The recent economic changes impact everyone and particularly those who are retired. Whether it is a drop in value of your retirement account or a decrease in interest rates at the banks, everyone has noticed.
The question is — what can retirees do now to shore up their finances? Some things are fairly obvious, such as delaying a vacation, going to a less costly restaurant or putting off major purchases as long as you can.
But there are other things retirees can do to help in these difficult times:
1. Know what and where you’re spending. Saving a dollar is easier than making one. Keep track of what you spend each month. This is an easy way to help you identify those areas you might be able to cut back without impacting the quality of your life. Use pencil and paper, a computer program such as Quicken® or Excel, or an online tool available at: http://www.mint.com.
2. Shop your insurance program. There can be large differences in premiums from one company to the next and it is wise to re-shop your insurance package (home and car, etc.) with several companies every few years. The savings are often in the hundreds of dollars.
3. Comparison shop banking services. Many banks have raised fees and decreased interest rates. As an example, Bank of America investment services money market account now pays a 0% interest. Customers would do well to go elsewhere. Don’t overlook your local credit union or banks outside the area. Searching online can help identify institutions with higher interest rates.
4. Beware of something that sounds “too good to be true.” Be cautious about an invitation for a “free lunch” to learn about an “investment that can never go down,” “Earn extra money from your home,” “Long Term Care without paying for it,” etc. Remember there is often fine print or a hook and they are always selling something. If you don’t understand it, avoid it or at least seek a professional second opinion (from someone who’s not selling the product).
5. Do not be the victim of scare tactics. Do not let salespeople take advantage of you in reaction to the recent economic havoc. An 83-year-old client was recently sold an annuity at her bank and she cannot get all her money back until she’s 93, which is totally inappropriate.
6. Do not take retirement plan distributions if you do not need them. A new law allows retirees to not take a minimum distribution from certain retirement plans. The concept is to allow the values of the account to come back up and then resume distributions.
7. Understand your investments costs.

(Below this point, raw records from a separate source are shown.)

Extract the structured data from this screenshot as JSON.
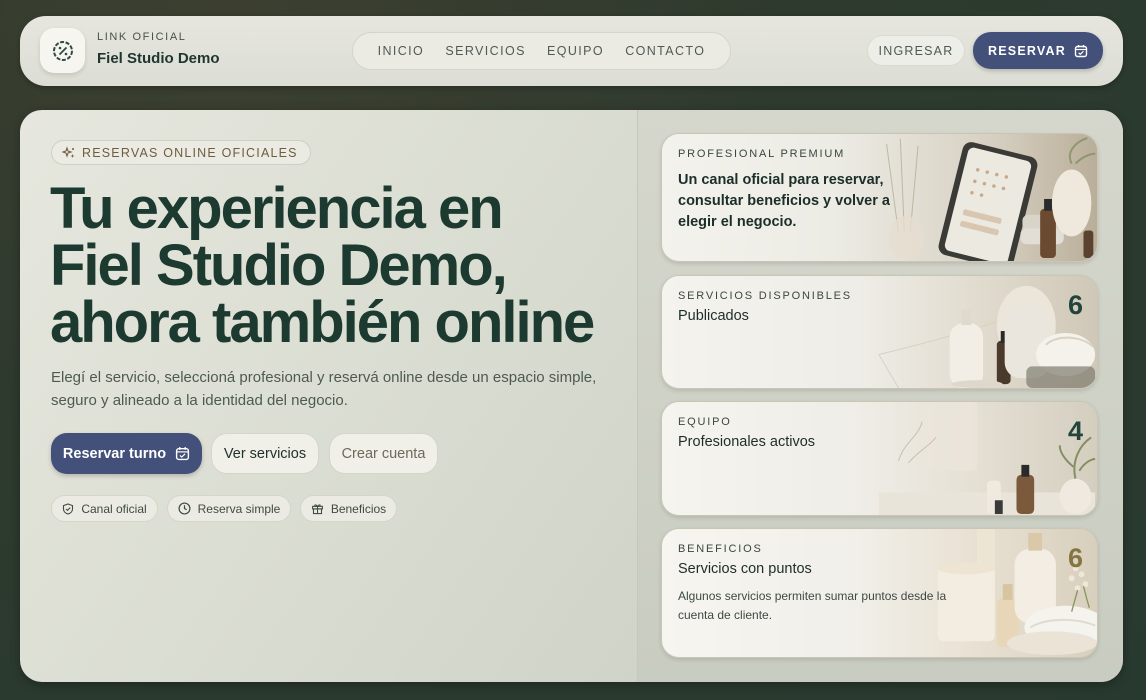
{
  "header": {
    "brand_kicker": "LINK OFICIAL",
    "brand_name": "Fiel Studio Demo",
    "nav": [
      "INICIO",
      "SERVICIOS",
      "EQUIPO",
      "CONTACTO"
    ],
    "login_label": "INGRESAR",
    "book_label": "RESERVAR"
  },
  "hero": {
    "badge": "RESERVAS ONLINE OFICIALES",
    "title_lines": [
      "Tu experiencia en",
      "Fiel Studio Demo,",
      "ahora también online"
    ],
    "subtitle": "Elegí el servicio, seleccioná profesional y reservá online desde un espacio simple, seguro y alineado a la identidad del negocio.",
    "primary_button": "Reservar turno",
    "services_button": "Ver servicios",
    "account_button": "Crear cuenta",
    "chips": [
      "Canal oficial",
      "Reserva simple",
      "Beneficios"
    ]
  },
  "cards": {
    "premium": {
      "kicker": "PROFESIONAL PREMIUM",
      "text": "Un canal oficial para reservar, consultar beneficios y volver a elegir el negocio."
    },
    "services": {
      "kicker": "SERVICIOS DISPONIBLES",
      "label": "Publicados",
      "count": "6"
    },
    "team": {
      "kicker": "EQUIPO",
      "label": "Profesionales activos",
      "count": "4"
    },
    "benefits": {
      "kicker": "BENEFICIOS",
      "label": "Servicios con puntos",
      "count": "6",
      "description": "Algunos servicios permiten sumar puntos desde la cuenta de cliente."
    }
  },
  "colors": {
    "primary": "#43507a",
    "heading": "#1c3a30",
    "accent_gold": "#847542"
  }
}
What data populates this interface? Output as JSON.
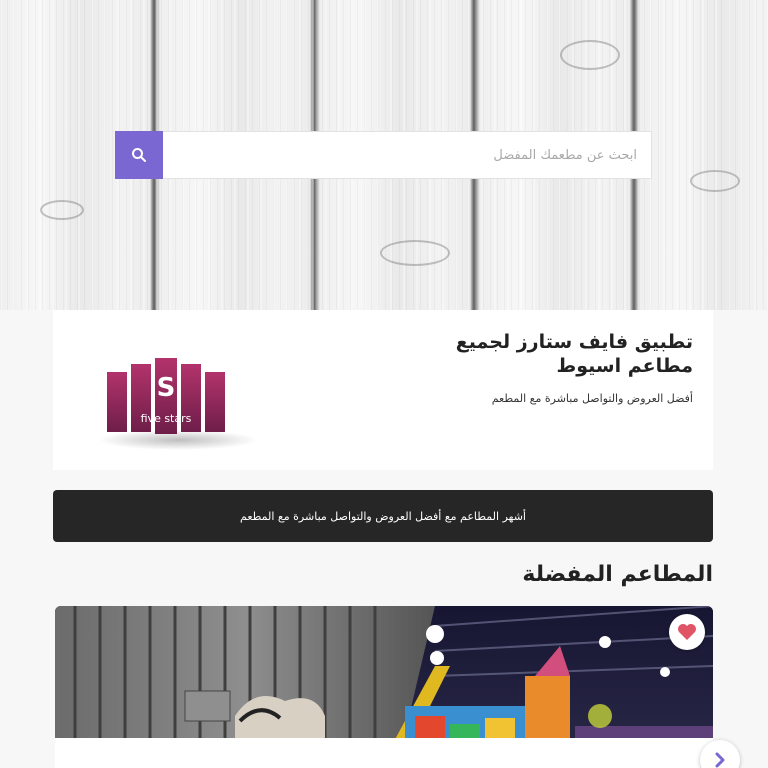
{
  "search": {
    "placeholder": "ابحث عن مطعمك المفضل",
    "button_icon": "search-icon"
  },
  "intro": {
    "title": "تطبيق فايف ستارز لجميع مطاعم اسيوط",
    "subtitle": "أفضل العروض والتواصل مباشرة مع المطعم",
    "logo_text": "five stars",
    "logo_letter": "S"
  },
  "banner": {
    "text": "أشهر المطاعم مع أفضل العروض والتواصل مباشرة مع المطعم"
  },
  "favorites": {
    "title": "المطاعم المفضلة",
    "fav_icon": "heart-icon",
    "next_icon": "chevron-right-icon"
  },
  "colors": {
    "accent": "#7b67d1",
    "banner_bg": "#262626",
    "heart": "#e05565"
  }
}
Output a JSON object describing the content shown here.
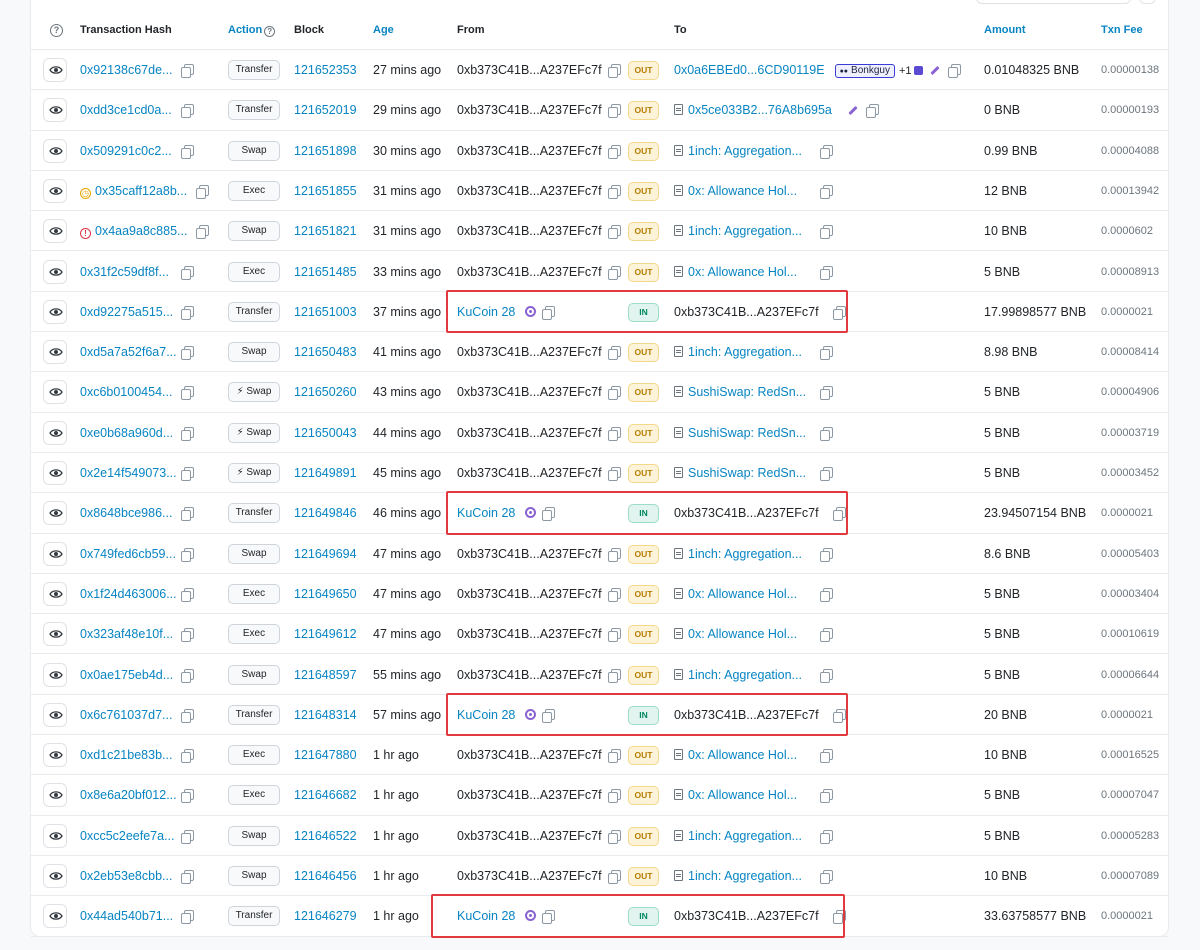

In this environment, it’s crucial that you have a firm understanding of all the fees (commissions, sales loads, deferred charges, redemption fees, surrender fees, account fees, management fees, distribution fees, and even statement fees). Depending upon the size of your portfolio, going to investments with lesser costs could save you thousands of dollars a year.
8. Proper asset allocation in your portfolio. Having the proper mix of different types of investments is the prime way to mitigate risk. The allocation that is appropriate for you is dependent upon your risk tolerance (a mental state), your risk capacity (your financial state) and your goals, which includes your timeframe. The people that felt the most pain with the recent drop in the market had an incorrect asset allocation. Now is a good time to make sure your asset allocation is correct.
9. Determine if you need help. It’s what you don’t know that can hurt you the most.
To help identify the areas where you could use some professional assistance, a Financial Security Survey was developed. It’s free and can be very reveling. Go to the website below and download the survey or call 800-347-1340 and it will be mailed to you.
10. If you need help, get objective advice. Money magazine, Kiplinger Personal Finance, CNN Money, MorningStar, MSNBC, Newsweek, and AARP all have had articles recommending people get objective advice from a “fee-only” advisor. These individuals do not sell product, so there is no conflict of interest between what is best for you and the person who is selling a product. The publications above recommend readers go to http://www.napfa.org and http://www.garrettplanningnetwork.com for a list of “fee-only” planners in your area.
While these 10 tips will not undo the effects of the changes in the economy, they offer some practical steps you can take to strengthen your finances today and position your retirement savings for improvement as the economy comes around.
Michael Chamberlain CFP®
CA Registered Investment Advisor
Send your questions to firstname.lastname@example.org or call 800-347-1340
This article is for informational purposes and should not be taken as legal, tax or investment advice.